Dataset entries
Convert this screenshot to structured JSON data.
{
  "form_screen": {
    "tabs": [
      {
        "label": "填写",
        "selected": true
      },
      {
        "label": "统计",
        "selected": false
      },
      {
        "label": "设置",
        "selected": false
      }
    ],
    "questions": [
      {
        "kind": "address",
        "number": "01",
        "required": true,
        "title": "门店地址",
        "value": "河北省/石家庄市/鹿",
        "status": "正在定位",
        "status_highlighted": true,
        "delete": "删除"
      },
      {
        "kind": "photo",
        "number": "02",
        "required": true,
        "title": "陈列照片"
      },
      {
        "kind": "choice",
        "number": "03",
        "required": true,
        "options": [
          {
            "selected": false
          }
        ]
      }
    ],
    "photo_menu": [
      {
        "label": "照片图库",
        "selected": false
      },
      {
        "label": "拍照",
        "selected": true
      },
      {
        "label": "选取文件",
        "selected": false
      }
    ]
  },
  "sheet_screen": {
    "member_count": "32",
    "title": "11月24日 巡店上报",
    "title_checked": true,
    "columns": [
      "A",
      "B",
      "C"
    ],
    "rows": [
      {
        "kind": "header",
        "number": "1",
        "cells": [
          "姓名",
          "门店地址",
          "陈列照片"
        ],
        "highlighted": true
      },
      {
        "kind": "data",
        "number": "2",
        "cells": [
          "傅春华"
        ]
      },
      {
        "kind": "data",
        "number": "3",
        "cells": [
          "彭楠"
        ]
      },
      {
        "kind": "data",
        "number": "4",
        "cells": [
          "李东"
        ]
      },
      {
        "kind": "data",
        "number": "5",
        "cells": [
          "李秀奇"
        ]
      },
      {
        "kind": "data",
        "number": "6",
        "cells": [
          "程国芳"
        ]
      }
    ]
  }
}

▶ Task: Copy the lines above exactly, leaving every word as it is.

▶ Finished task:
Convert this screenshot to structured JSON data.
{
  "form_screen": {
    "tabs": [
      {
        "label": "填写",
        "selected": true
      },
      {
        "label": "统计",
        "selected": false
      },
      {
        "label": "设置",
        "selected": false
      }
    ],
    "questions": [
      {
        "kind": "address",
        "number": "01",
        "required": true,
        "title": "门店地址",
        "value": "河北省/石家庄市/鹿",
        "status": "正在定位",
        "status_highlighted": true,
        "delete": "删除"
      },
      {
        "kind": "photo",
        "number": "02",
        "required": true,
        "title": "陈列照片"
      },
      {
        "kind": "choice",
        "number": "03",
        "required": true,
        "options": [
          {
            "selected": false
          }
        ]
      }
    ],
    "photo_menu": [
      {
        "label": "照片图库",
        "selected": false
      },
      {
        "label": "拍照",
        "selected": true
      },
      {
        "label": "选取文件",
        "selected": false
      }
    ]
  },
  "sheet_screen": {
    "member_count": "32",
    "title": "11月24日 巡店上报",
    "title_checked": true,
    "columns": [
      "A",
      "B",
      "C"
    ],
    "rows": [
      {
        "kind": "header",
        "number": "1",
        "cells": [
          "姓名",
          "门店地址",
          "陈列照片"
        ],
        "highlighted": true
      },
      {
        "kind": "data",
        "number": "2",
        "cells": [
          "傅春华"
        ]
      },
      {
        "kind": "data",
        "number": "3",
        "cells": [
          "彭楠"
        ]
      },
      {
        "kind": "data",
        "number": "4",
        "cells": [
          "李东"
        ]
      },
      {
        "kind": "data",
        "number": "5",
        "cells": [
          "李秀奇"
        ]
      },
      {
        "kind": "data",
        "number": "6",
        "cells": [
          "程国芳"
        ]
      }
    ]
  }
}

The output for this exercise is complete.